“Well my name is Lionel Long
And I want to go to war
’Cause I’ve heard they’ve got a lot of oil
And I think that’s worth dying for.”
“Down in Mozambique
They don’t eat Mars Bars
And there’s not much to do
If you don’t like burnt out cars”
(admittedly my memory is bit faded, so the lyrics there might be a bit skewiff)
and “World Bank”
Ok maybe they were a bit more self righteous than they needed to be – but bugger that, why not be more self righteous than you need to be, when you’re young and at uni? And they also had a cool T-shirt – a black one with an “A” and an “R” with the picture of a kangaroo between (or was it a dog? I didn’t know then, don’t know now) This pic –is the only photographic evidence I have of me wearing it – the T-Shirt, alas, has long since disintegrated.
I got to know Basil through his connection with my boarding college.

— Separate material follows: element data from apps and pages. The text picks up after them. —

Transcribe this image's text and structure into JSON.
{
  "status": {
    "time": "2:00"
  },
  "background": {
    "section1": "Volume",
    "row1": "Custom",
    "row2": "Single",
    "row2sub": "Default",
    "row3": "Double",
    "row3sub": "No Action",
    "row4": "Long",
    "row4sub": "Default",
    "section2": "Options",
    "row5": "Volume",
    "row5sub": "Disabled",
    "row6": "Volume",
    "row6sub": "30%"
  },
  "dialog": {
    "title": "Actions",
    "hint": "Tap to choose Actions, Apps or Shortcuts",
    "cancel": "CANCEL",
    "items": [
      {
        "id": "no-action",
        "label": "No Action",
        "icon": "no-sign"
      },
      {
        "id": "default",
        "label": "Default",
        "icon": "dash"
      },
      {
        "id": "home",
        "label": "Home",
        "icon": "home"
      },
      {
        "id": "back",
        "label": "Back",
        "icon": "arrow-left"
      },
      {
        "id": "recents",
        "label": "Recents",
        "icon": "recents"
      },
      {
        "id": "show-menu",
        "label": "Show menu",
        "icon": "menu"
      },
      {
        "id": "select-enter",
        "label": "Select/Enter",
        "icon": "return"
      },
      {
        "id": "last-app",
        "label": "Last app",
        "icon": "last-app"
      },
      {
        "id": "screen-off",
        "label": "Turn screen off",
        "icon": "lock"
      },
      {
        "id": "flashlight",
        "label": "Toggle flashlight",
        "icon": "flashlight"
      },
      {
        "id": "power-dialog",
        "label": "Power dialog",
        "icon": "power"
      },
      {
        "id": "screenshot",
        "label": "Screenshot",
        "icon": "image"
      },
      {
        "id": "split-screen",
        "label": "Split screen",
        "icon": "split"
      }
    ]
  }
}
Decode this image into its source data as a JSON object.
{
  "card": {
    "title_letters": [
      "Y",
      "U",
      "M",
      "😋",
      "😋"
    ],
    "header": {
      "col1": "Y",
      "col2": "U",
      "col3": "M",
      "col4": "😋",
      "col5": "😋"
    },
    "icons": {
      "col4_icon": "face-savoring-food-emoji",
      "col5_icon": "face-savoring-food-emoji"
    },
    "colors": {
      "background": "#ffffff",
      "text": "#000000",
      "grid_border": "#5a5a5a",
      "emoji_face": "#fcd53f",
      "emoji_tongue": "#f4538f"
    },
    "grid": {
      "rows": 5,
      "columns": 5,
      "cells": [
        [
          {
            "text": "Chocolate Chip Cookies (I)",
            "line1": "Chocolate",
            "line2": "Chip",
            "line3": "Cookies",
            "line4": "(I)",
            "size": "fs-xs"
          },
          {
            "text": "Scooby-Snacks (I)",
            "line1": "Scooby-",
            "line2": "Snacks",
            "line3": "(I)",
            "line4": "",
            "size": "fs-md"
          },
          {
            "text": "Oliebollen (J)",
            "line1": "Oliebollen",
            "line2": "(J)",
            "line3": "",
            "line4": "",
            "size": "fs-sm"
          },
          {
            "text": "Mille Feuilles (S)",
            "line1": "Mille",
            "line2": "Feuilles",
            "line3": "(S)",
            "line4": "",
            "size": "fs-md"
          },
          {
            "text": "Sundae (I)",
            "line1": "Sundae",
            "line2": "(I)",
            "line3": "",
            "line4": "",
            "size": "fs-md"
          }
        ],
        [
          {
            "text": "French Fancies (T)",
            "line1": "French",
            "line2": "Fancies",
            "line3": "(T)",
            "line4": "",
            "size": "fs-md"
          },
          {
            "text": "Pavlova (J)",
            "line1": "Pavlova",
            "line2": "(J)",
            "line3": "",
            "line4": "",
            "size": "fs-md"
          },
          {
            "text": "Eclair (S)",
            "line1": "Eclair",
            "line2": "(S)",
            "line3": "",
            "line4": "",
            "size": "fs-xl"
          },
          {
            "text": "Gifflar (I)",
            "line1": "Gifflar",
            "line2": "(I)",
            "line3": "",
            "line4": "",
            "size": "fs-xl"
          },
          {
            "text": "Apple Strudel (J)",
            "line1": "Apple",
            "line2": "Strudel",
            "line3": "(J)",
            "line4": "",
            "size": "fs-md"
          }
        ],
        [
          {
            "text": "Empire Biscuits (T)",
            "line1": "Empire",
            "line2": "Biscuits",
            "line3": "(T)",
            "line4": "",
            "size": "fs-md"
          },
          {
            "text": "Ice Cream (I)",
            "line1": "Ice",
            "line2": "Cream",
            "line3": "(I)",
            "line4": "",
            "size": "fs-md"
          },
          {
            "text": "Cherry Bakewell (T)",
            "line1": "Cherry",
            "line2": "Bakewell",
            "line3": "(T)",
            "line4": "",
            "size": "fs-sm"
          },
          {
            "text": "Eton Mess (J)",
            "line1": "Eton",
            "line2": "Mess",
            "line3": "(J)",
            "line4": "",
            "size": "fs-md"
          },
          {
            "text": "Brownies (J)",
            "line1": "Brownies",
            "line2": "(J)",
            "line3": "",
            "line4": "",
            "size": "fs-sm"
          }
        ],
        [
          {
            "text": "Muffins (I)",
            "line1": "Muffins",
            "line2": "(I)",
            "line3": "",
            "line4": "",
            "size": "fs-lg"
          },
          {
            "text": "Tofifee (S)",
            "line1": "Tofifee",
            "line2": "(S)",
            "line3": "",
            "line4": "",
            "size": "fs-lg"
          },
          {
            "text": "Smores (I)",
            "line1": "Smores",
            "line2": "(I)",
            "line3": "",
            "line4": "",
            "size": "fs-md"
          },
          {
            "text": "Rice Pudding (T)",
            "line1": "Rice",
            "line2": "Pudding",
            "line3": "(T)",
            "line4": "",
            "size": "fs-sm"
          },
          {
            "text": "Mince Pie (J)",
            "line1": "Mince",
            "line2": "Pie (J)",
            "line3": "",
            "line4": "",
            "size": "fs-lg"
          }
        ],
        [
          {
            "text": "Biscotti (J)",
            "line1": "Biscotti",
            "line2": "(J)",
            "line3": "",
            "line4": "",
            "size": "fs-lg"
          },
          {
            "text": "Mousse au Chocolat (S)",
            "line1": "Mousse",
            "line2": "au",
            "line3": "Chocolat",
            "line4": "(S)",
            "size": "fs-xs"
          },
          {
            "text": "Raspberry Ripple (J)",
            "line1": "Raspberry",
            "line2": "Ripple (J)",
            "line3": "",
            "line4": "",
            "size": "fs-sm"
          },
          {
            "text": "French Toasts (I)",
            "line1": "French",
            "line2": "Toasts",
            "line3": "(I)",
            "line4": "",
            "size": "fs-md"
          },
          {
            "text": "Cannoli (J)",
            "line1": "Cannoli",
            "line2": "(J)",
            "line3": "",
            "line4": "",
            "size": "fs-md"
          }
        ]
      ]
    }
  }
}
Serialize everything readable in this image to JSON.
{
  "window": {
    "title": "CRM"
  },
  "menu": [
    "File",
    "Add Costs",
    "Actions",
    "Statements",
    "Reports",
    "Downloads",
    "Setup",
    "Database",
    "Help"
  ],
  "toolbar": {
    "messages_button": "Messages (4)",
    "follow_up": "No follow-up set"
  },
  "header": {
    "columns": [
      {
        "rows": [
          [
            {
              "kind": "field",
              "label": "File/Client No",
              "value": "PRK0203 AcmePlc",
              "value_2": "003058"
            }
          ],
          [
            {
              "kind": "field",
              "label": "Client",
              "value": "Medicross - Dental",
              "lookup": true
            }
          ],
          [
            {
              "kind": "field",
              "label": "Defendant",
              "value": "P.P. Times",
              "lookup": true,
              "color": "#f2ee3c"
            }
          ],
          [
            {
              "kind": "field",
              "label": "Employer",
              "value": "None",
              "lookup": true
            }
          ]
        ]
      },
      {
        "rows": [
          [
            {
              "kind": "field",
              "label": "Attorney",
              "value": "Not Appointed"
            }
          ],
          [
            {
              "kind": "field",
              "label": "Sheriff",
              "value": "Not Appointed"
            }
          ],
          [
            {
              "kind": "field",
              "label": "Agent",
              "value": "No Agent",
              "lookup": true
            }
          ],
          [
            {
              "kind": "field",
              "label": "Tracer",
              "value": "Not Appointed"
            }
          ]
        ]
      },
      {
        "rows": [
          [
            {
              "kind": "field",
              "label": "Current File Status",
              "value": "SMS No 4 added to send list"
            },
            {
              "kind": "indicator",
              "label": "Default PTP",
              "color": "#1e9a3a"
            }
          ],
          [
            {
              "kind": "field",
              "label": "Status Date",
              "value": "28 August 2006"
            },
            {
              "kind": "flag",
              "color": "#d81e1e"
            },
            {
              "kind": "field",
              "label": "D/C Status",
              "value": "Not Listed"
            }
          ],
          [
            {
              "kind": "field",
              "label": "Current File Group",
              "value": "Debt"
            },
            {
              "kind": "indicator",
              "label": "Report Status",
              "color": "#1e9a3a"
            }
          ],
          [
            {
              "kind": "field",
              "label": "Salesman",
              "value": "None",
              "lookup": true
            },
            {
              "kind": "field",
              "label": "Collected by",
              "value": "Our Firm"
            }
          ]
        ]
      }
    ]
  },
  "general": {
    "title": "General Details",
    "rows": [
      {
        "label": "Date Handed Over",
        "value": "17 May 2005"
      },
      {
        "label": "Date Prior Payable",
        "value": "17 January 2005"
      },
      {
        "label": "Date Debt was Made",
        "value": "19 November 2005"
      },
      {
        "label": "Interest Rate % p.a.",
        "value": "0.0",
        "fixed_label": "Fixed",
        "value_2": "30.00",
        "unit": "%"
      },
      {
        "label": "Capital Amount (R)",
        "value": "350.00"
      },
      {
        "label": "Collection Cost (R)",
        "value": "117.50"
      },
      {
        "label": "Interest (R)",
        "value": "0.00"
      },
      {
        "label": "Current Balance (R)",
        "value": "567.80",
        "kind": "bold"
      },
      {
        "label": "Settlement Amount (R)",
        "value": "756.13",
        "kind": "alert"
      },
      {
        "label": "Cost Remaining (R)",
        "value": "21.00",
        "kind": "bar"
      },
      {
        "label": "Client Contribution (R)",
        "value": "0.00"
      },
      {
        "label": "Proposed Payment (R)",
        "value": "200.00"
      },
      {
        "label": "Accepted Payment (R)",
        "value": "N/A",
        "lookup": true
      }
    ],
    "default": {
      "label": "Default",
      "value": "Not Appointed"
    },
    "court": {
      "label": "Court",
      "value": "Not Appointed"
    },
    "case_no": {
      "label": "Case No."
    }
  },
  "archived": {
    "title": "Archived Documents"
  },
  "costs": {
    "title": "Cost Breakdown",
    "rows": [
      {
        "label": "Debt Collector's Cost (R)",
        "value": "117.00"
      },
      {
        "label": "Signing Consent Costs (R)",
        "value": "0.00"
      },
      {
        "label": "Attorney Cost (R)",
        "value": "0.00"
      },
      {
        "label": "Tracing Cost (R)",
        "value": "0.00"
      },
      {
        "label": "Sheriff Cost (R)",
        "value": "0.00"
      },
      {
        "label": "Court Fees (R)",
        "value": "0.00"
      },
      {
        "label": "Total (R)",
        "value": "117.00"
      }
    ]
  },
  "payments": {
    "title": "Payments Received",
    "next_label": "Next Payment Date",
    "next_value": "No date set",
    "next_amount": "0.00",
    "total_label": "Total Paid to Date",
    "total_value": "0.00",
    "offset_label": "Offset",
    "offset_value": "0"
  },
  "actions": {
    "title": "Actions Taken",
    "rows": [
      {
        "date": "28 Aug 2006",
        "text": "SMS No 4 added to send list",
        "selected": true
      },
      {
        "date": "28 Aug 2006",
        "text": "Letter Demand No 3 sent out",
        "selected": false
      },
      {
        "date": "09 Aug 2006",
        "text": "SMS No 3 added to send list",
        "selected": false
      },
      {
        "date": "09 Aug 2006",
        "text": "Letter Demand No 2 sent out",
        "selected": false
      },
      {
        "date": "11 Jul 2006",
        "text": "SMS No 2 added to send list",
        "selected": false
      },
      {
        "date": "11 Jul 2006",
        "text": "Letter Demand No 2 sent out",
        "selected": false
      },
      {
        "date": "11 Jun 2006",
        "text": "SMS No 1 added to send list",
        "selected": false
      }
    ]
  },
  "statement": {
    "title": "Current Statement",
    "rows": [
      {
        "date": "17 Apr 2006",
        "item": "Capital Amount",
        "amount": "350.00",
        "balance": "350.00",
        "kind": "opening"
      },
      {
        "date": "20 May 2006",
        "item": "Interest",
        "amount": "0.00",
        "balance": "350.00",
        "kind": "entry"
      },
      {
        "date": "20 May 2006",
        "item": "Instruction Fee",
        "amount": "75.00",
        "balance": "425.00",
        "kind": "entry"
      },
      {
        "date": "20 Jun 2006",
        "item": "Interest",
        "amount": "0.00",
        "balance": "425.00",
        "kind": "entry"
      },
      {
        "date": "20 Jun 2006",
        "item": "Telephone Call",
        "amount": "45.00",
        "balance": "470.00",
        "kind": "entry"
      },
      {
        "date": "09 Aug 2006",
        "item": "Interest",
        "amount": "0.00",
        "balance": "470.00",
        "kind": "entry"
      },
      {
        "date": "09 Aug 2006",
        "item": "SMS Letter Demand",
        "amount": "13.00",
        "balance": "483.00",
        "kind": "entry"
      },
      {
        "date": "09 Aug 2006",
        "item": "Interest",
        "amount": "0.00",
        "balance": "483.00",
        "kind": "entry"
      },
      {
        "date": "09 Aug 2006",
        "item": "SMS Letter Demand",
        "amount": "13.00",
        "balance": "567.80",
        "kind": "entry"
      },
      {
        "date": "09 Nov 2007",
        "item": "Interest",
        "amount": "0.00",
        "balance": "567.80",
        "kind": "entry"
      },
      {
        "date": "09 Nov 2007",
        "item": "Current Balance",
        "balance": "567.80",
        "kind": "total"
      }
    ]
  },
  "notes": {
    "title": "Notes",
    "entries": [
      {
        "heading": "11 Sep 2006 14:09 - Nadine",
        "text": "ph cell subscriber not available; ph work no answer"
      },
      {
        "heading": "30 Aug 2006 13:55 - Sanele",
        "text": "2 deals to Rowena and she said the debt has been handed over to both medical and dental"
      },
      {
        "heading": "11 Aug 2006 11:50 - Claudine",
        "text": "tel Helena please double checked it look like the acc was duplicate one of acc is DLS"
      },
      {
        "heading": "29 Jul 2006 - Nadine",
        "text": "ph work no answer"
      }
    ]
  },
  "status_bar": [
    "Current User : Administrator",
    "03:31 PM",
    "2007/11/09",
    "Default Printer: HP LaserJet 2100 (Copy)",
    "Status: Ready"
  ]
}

For a year or so he was going out with a friend of mine who boarded there, and so for perhaps the only time in my life I was able to go back stage after a concert. Except given they only performed at pubs, back stage pretty much meant standing out the front of the pub after the gig trying to look cool, but not to look too cool or too desperate nor too desperately trying to look cool (I failed, I was easily the least cool person ever to hang out with a band after a gig).
The place I most saw them play was at The Crown and Anchor in Adelaide. My favourite gig was one which had me and my pretty straight laced friends mingling with the most wacked out weirdos going. One guy had dreadlocks, which wasn’t so weird; that he had a mouse crawling around in his hair however did perhaps cause one to look at him and then elbow your mates to say “check out that weirdo”. As this was the early 90s and their fans were all broke uni students and we were in the midst of a recession, they also used to do things like raffle off a meat pack – an odd thing given I’d wager more than a few of their hard-core fans were vegan (and given the smell in the place they certainly were taking a stand against deodorant).
In 1995, Aunty Raelene brought out their only album – they were pretty much splitting up and it was done more as a reminder of what they had done, than in the hope of really scoring it big (though they did send it off to Triple J accompanied with an over the top media release). The album was titled New Dork Nation in reference to George Bush Sr’s phrase about a New World Order. I don’t know if it ever got played on Triple J – no doubt the Adelaide Uni radio station gave it a few turns – and I am sad to say I never bought a copy – I think it cost $20 and I was too skint at the time to buy one. I dubbed it off a mate, and sad to say I have lost that tape. (And obviously it’s not on itunes.)
The wonder of things about the net is however that you can find the most unusual things. After they split up, Derek and Basil kept performing together, first as the Raelene Brothers, and after they moved to Alice Springs, The Super Raelene Brothers. They are still going strong, and in October are performing at “The Concert” in Alice Springs, supporting Jimmy Barnes and The Cat Empire. They have a myspace page where you can download a few of their more recent songs – “Wombo Lombo” sounds great.
Unfortunately the only existing Aunty Raelene song is “World Bank” being sung in the mid-late 90s by the Raelene Brothers – and it’s embedding has been disabled for some reason, so I can’t post it here (but click on the link – it’s a good representation of the band’s music).
If I had their CD now, would I still listen to it? Probably not; though I have occasionally found myself humming some of their songs which have come into my head for no good reason. But does that mean they weren’t worth following back then? Hell no; they were great – they captured the moment, they captured my moment at uni. And at least for a small, brief moment of time felt like I was one of a select few who were in the know of the coolest band in the world… or at least the Arts faculty of Adelaide Uni part of it.